This should be a very exciting year for Guaraldi fans.
Nashville-based musician, composer and arranger Dick Tunney has been commissioned to create what is being dubbed a Peanuts Concerto: an ambitious work that will morph Guaraldi’s most recognizable themes into a symphonic fantasy for solo piano and orchestra.
The project was spearheaded by Tunney’s colleague Jeffrey Biegel, a celebrated New York-based pianist/composer whose accomplishments and accolades would tax even the most encyclopedic biographer.
“He’s a tremendous player,” Tunney notes, during a recent chat, “an off-the-charts, crazy-good Juilliard artist. When he gets something under his hands, he owns it.”
“I read an interview with Charles Schulz’s son Craig, back in 2013 or so,” Biegel explains, picking up the narrative. “Craig was struck by something that worried his father, who at one point wondered aloud, ‘Do you think they’ll remember me?’
“Well, in his case, of course. But the thing is, everything you’ve done, when you pass, it’s over. People will think less about you, and what you’ve done, if you’re not around any more. I sent Craig an email, and told him that really hit home, because not only should Schulz and Peanuts go on, but what about the music? Vince Guaraldi’s Peanuts music is either locked up in those specials for eternity, or they’re only heard in orchestral versions usually adapted from the Christmas special.
“There’s not a new performance work at all, based on Guaraldi’s Peanuts music ... and certainly not a concerto for piano and orchestra.

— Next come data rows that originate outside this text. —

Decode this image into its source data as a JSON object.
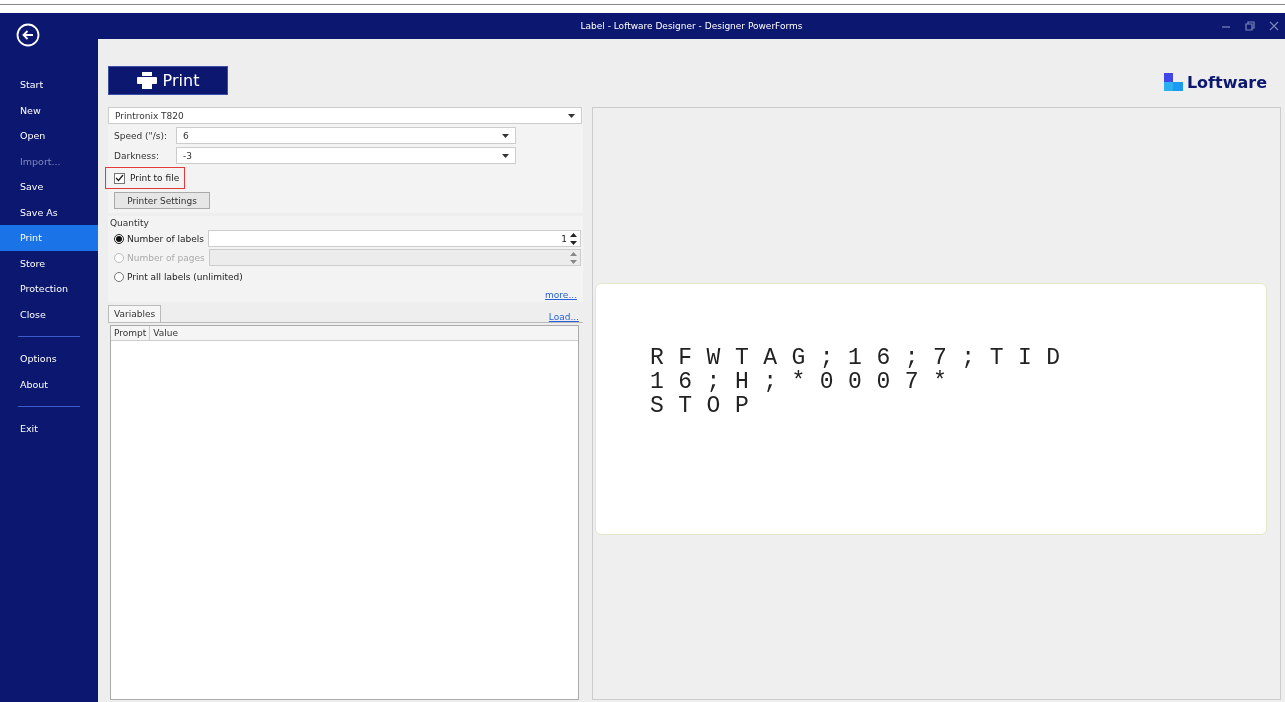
{
  "window": {
    "title": "Label - Loftware Designer - Designer PowerForms"
  },
  "sidebar": {
    "groups": [
      [
        {
          "label": "Start",
          "selected": false,
          "disabled": false
        },
        {
          "label": "New",
          "selected": false,
          "disabled": false
        },
        {
          "label": "Open",
          "selected": false,
          "disabled": false
        },
        {
          "label": "Import...",
          "selected": false,
          "disabled": true
        },
        {
          "label": "Save",
          "selected": false,
          "disabled": false
        },
        {
          "label": "Save As",
          "selected": false,
          "disabled": false
        },
        {
          "label": "Print",
          "selected": true,
          "disabled": false
        },
        {
          "label": "Store",
          "selected": false,
          "disabled": false
        },
        {
          "label": "Protection",
          "selected": false,
          "disabled": false
        },
        {
          "label": "Close",
          "selected": false,
          "disabled": false
        }
      ],
      [
        {
          "label": "Options",
          "selected": false,
          "disabled": false
        },
        {
          "label": "About",
          "selected": false,
          "disabled": false
        }
      ],
      [
        {
          "label": "Exit",
          "selected": false,
          "disabled": false
        }
      ]
    ]
  },
  "header": {
    "print_button": "Print",
    "logo": "Loftware"
  },
  "printer": {
    "value": "Printronix T820"
  },
  "settings": [
    {
      "label": "Speed (\"/s):",
      "value": "6"
    },
    {
      "label": "Darkness:",
      "value": "-3"
    }
  ],
  "print_to_file": {
    "label": "Print to file",
    "checked": true,
    "highlighted": true
  },
  "printer_settings_button": "Printer Settings",
  "quantity": {
    "title": "Quantity",
    "options": [
      {
        "label": "Number of labels",
        "selected": true,
        "disabled": false,
        "value": "1",
        "kind": "spinner"
      },
      {
        "label": "Number of pages",
        "selected": false,
        "disabled": true,
        "kind": "spinner"
      },
      {
        "label": "Print all labels (unlimited)",
        "selected": false,
        "disabled": false,
        "kind": "plain"
      }
    ],
    "more_link": "more..."
  },
  "variables": {
    "tab": "Variables",
    "load_link": "Load...",
    "columns": [
      "Prompt",
      "Value"
    ]
  },
  "preview": {
    "lines": [
      "RFWTAG;16;7;TID",
      "16;H;*0007*",
      "STOP"
    ]
  }
}
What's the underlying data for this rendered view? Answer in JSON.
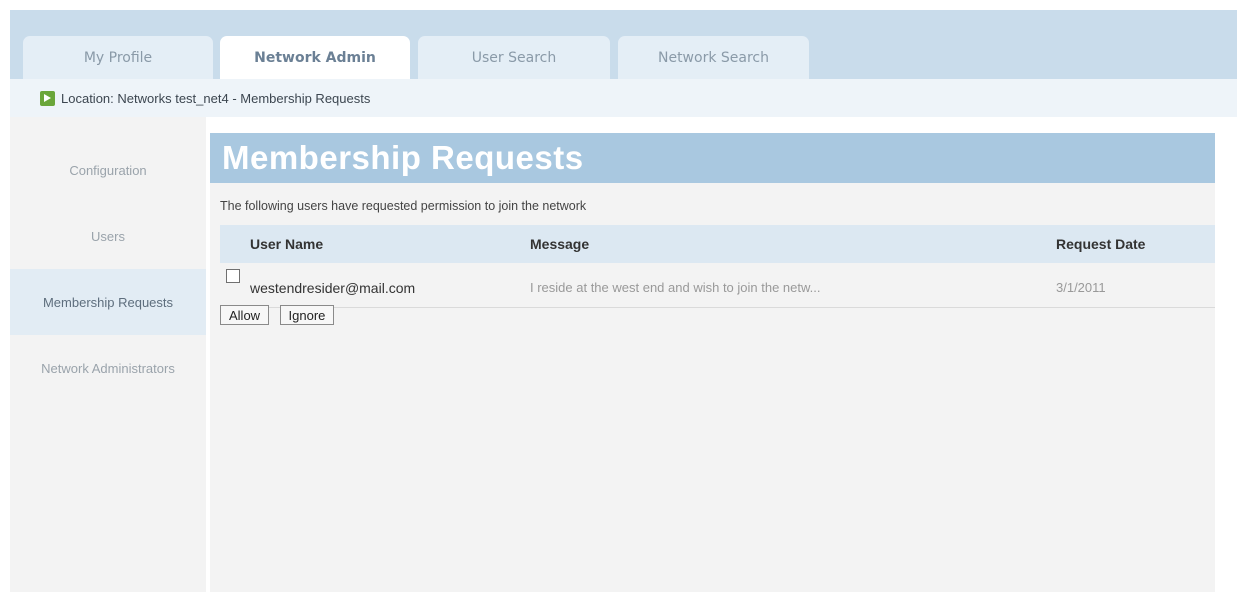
{
  "tabs": [
    {
      "label": "My Profile",
      "active": false
    },
    {
      "label": "Network Admin",
      "active": true
    },
    {
      "label": "User Search",
      "active": false
    },
    {
      "label": "Network Search",
      "active": false
    }
  ],
  "location": {
    "prefix": "Location:",
    "crumbs": [
      "Networks",
      "test_net4",
      "Membership Requests"
    ],
    "separator": "-"
  },
  "sidebar": {
    "items": [
      {
        "label": "Configuration",
        "active": false
      },
      {
        "label": "Users",
        "active": false
      },
      {
        "label": "Membership Requests",
        "active": true
      },
      {
        "label": "Network Administrators",
        "active": false
      }
    ]
  },
  "main": {
    "title": "Membership Requests",
    "intro": "The following users have requested permission to join the network",
    "table": {
      "columns": [
        "User Name",
        "Message",
        "Request Date"
      ],
      "rows": [
        {
          "user": "westendresider@mail.com",
          "message": "I reside at the west end and wish to join the netw...",
          "date": "3/1/2011",
          "checked": false
        }
      ]
    },
    "buttons": {
      "allow": "Allow",
      "ignore": "Ignore"
    }
  },
  "colors": {
    "header_band": "#c9dceb",
    "heading_bg": "#a9c8e0",
    "table_header_bg": "#dce8f2",
    "location_icon": "#6aa63a"
  }
}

So I’ve been commissioned to take the music from those TV specials, and place them into a musical work that orchestras can book and present to audiences.”
Biegel has developed an artistic business model that has been successful for 20 years: He initiates projects with composers; raises all the money from donors and orchestras, to pay the composer to write a concerto for him; and then he (Biegel) gets to play it with the orchestras involved.